Raku Pottery was developed in Japan in the early 1500’s as the Ceremonial Tea Ware of the Zen Buddhist Masters. The word Raku signifies the enjoyment of freedom. Raku firing is one of the most natural techniques that you can encounter in pottery. In Raku firing, all of nature's elements are used, earth, fire, air, and water. According to the Zen Masters, its elusive, subtle, yet vigorous beauty is Raku's only worth. It is valued because it is believed that the Spirit of the Maker is embodied in the form. It is believed that if we are alert to ourselves, in contemplating the Raku form, we will recognize in it our own Spirit and Meaning.
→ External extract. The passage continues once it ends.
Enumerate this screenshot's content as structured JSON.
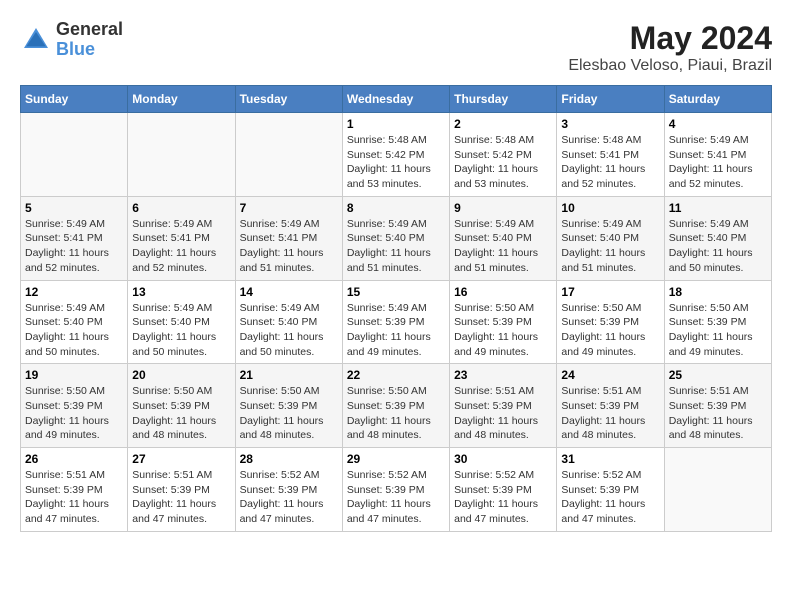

Saggar Firing was first used by the Chinese to keep wood ash off of their beautiful celadon glazed pottery when firing with a wood-burning kiln. My saggar-fired pieces are fired in a gas kiln, but we now use these same saggars in reverse, in that the pottery is placed inside the saggar containing combustible materials to color its surface. The results of each firing are different, and like raku, there are no two pieces of saggar pottery alike due to the fact that the potter does not have total control over the patterns that are created inside it. While the results of Saggar firing cannot be fully controlled,Scott has learned ways of influencing serendipity to achieve my desired results.